__Task objective__: Pick every line with "Environmental" from the material below.
===== Data in this exercise
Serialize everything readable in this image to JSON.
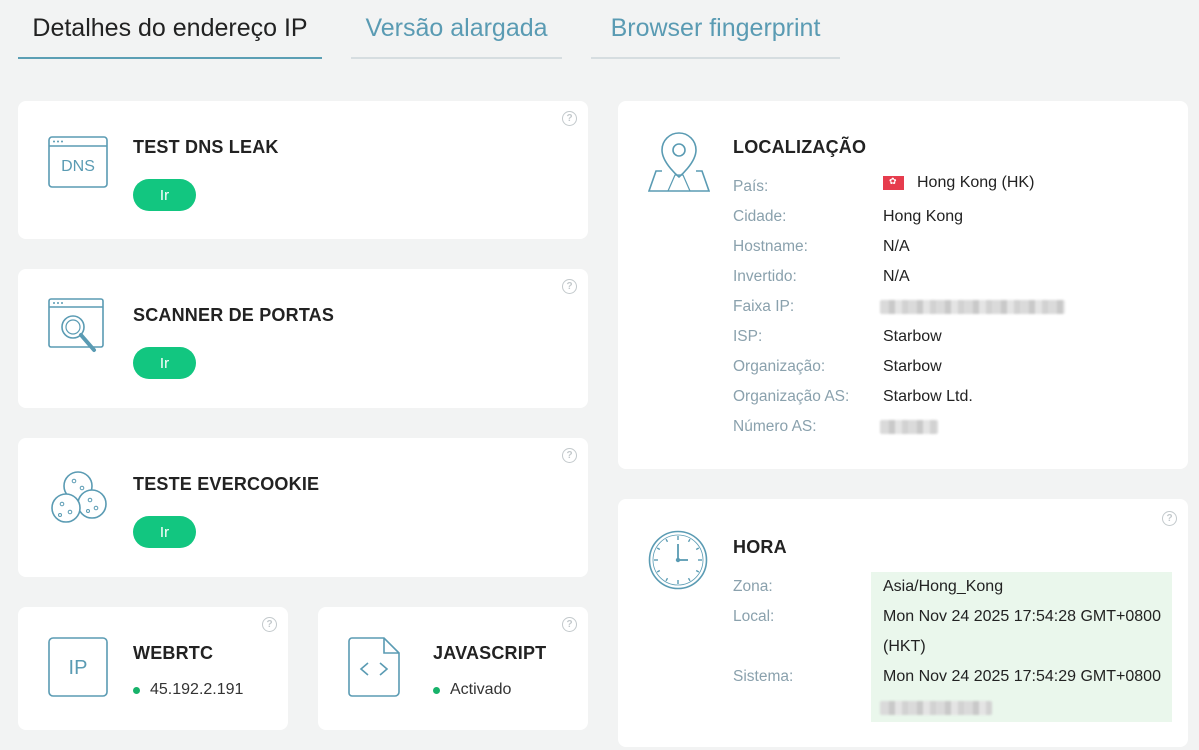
{
  "tabs": [
    {
      "label": "Detalhes do endereço IP",
      "active": true
    },
    {
      "label": "Versão alargada",
      "active": false
    },
    {
      "label": "Browser fingerprint",
      "active": false
    }
  ],
  "tools": {
    "dns": {
      "title": "TEST DNS LEAK",
      "button": "Ir",
      "icon_text": "DNS",
      "icon": "dns-window-icon"
    },
    "ports": {
      "title": "SCANNER DE PORTAS",
      "button": "Ir",
      "icon": "magnifier-window-icon"
    },
    "evercookie": {
      "title": "TESTE EVERCOOKIE",
      "button": "Ir",
      "icon": "cookie-icon"
    },
    "webrtc": {
      "title": "WEBRTC",
      "value": "45.192.2.191",
      "icon_text": "IP",
      "icon": "ip-box-icon"
    },
    "javascript": {
      "title": "JAVASCRIPT",
      "value": "Activado",
      "icon": "code-file-icon"
    }
  },
  "help_symbol": "?",
  "location": {
    "title": "LOCALIZAÇÃO",
    "icon": "map-pin-icon",
    "rows": {
      "country": {
        "label": "País:",
        "value": "Hong Kong (HK)"
      },
      "city": {
        "label": "Cidade:",
        "value": "Hong Kong"
      },
      "hostname": {
        "label": "Hostname:",
        "value": "N/A"
      },
      "reverse": {
        "label": "Invertido:",
        "value": "N/A"
      },
      "ip_range": {
        "label": "Faixa IP:"
      },
      "isp": {
        "label": "ISP:",
        "value": "Starbow"
      },
      "org": {
        "label": "Organização:",
        "value": "Starbow"
      },
      "as_org": {
        "label": "Organização AS:",
        "value": "Starbow Ltd."
      },
      "as_number": {
        "label": "Número AS:"
      }
    }
  },
  "time": {
    "title": "HORA",
    "icon": "clock-icon",
    "zone": {
      "label": "Zona:",
      "value": "Asia/Hong_Kong"
    },
    "local": {
      "label": "Local:",
      "value": "Mon Nov 24 2025 17:54:28 GMT+0800",
      "value2": "(HKT)"
    },
    "system": {
      "label": "Sistema:",
      "value": "Mon Nov 24 2025 17:54:29 GMT+0800"
    }
  },
  "colors": {
    "accent": "#5a9bb3",
    "button": "#12c680",
    "status_dot": "#17b26a",
    "highlight": "#eaf7ec"
  }
}
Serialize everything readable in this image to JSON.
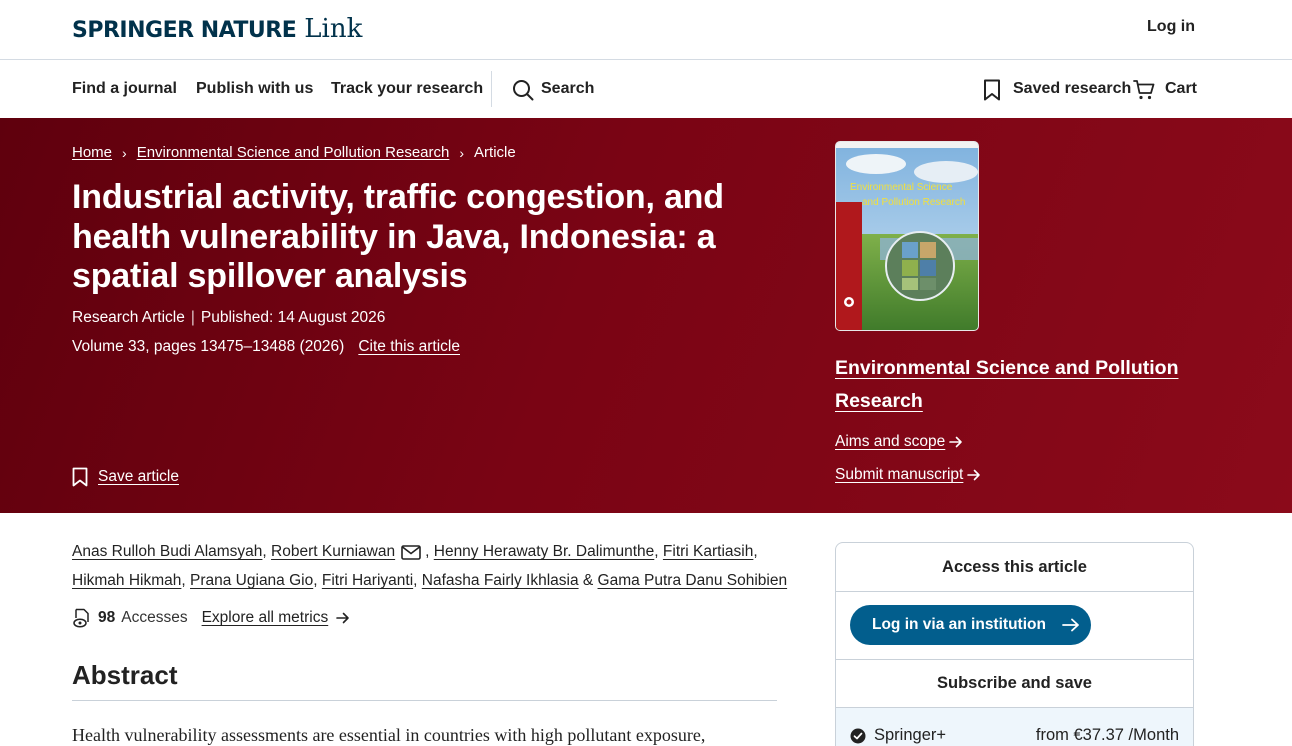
{
  "header": {
    "logo_main": "SPRINGER NATURE",
    "logo_link": "Link",
    "login": "Log in"
  },
  "nav": {
    "find_journal": "Find a journal",
    "publish": "Publish with us",
    "track": "Track your research",
    "search": "Search",
    "saved": "Saved research",
    "cart": "Cart"
  },
  "breadcrumb": {
    "home": "Home",
    "journal": "Environmental Science and Pollution Research",
    "current": "Article"
  },
  "article": {
    "title": "Industrial activity, traffic congestion, and health vulnerability in Java, Indonesia: a spatial spillover analysis",
    "type": "Research Article",
    "published": "Published: 14 August 2026",
    "volume": "Volume 33, pages 13475–13488 (2026)",
    "cite": "Cite this article",
    "save": "Save article"
  },
  "journal": {
    "name": "Environmental Science and Pollution Research",
    "aims": "Aims and scope",
    "submit": "Submit manuscript",
    "cover_title_1": "Environmental Science",
    "cover_title_2": "and Pollution Research"
  },
  "authors": {
    "a1": "Anas Rulloh Budi Alamsyah",
    "a2": "Robert Kurniawan",
    "a3": "Henny Herawaty Br. Dalimunthe",
    "a4": "Fitri Kartiasih",
    "a5": "Hikmah Hikmah",
    "a6": "Prana Ugiana Gio",
    "a7": "Fitri Hariyanti",
    "a8": "Nafasha Fairly Ikhlasia",
    "a9": "Gama Putra Danu Sohibien"
  },
  "metrics": {
    "count": "98",
    "label": "Accesses",
    "explore": "Explore all metrics"
  },
  "abstract": {
    "heading": "Abstract",
    "text": "Health vulnerability assessments are essential in countries with high pollutant exposure,"
  },
  "access": {
    "heading": "Access this article",
    "login_btn": "Log in via an institution",
    "subscribe": "Subscribe and save",
    "plan": "Springer+",
    "price": "from €37.37 /Month"
  },
  "colors": {
    "brand_navy": "#01324b",
    "hero_red": "#7a0414",
    "button_blue": "#025e8d"
  }
}
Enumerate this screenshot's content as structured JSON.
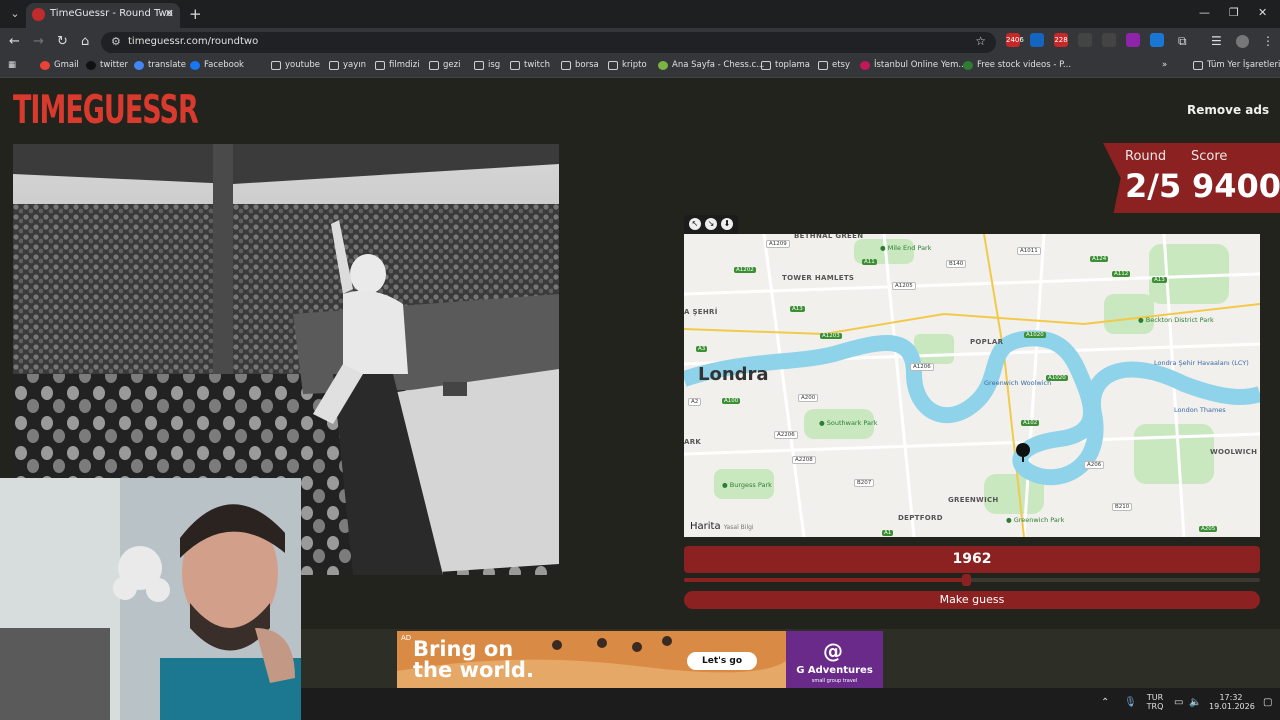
{
  "browser": {
    "tab_title": "TimeGuessr - Round Two",
    "url": "timeguessr.com/roundtwo",
    "extensions": [
      {
        "label": "2406",
        "color": "#c62828"
      },
      {
        "label": "",
        "color": "#1565c0"
      },
      {
        "label": "228",
        "color": "#c62828"
      },
      {
        "label": "",
        "color": "#444444"
      },
      {
        "label": "",
        "color": "#444444"
      },
      {
        "label": "",
        "color": "#8e24aa"
      },
      {
        "label": "",
        "color": "#1976d2"
      }
    ],
    "bookmarks": [
      "Gmail",
      "twitter",
      "translate",
      "Facebook",
      "youtube",
      "yayın",
      "filmdizi",
      "gezi",
      "isg",
      "twitch",
      "borsa",
      "kripto",
      "Ana Sayfa - Chess.c...",
      "toplama",
      "etsy",
      "İstanbul Online Yem...",
      "Free stock videos - P..."
    ],
    "other_bookmarks": "Tüm Yer İşaretleri",
    "overflow": "»"
  },
  "game": {
    "logo": "TIMEGUESSR",
    "remove_ads": "Remove ads",
    "round_label": "Round",
    "round_value": "2/5",
    "score_label": "Score",
    "score_value": "9400",
    "year": "1962",
    "year_fraction": 0.49,
    "make_guess": "Make guess"
  },
  "map": {
    "city": "Londra",
    "attribution": "Harita",
    "attribution_sub": "Yasal Bilgi",
    "districts": [
      "BETHNAL GREEN",
      "TOWER HAMLETS",
      "A ŞEHRİ",
      "POPLAR",
      "DEPTFORD",
      "GREENWICH",
      "WOOLWICH",
      "ARK"
    ],
    "parks": [
      "Mile End Park",
      "Southwark Park",
      "Burgess Park",
      "Greenwich Park",
      "Beckton District Park"
    ],
    "other_labels": [
      "Londra Şehir Havaalanı (LCY)",
      "London Thames",
      "Greenwich Woolwich"
    ],
    "roads": [
      "A1209",
      "A1202",
      "A11",
      "B140",
      "A1011",
      "A124",
      "A112",
      "A13",
      "A1205",
      "A13",
      "A1203",
      "A1020",
      "A1206",
      "A1020",
      "A3",
      "A2",
      "A100",
      "A200",
      "A2206",
      "A2208",
      "B207",
      "A102",
      "A206",
      "B210",
      "A205",
      "A1"
    ]
  },
  "ad": {
    "tag": "AD",
    "headline_1": "Bring on",
    "headline_2": "the world.",
    "cta": "Let's go",
    "brand": "G Adventures",
    "brand_sub": "small group travel",
    "brand_logo": "@"
  },
  "taskbar": {
    "lang_1": "TUR",
    "lang_2": "TRQ",
    "time": "17:32",
    "date": "19.01.2026"
  }
}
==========
__Solution for this problem__:
    "journal": "Environmental Science and Pollution Research",
    "name": "Environmental Science and Pollution Research",
    "cover_title_1": "Environmental Science",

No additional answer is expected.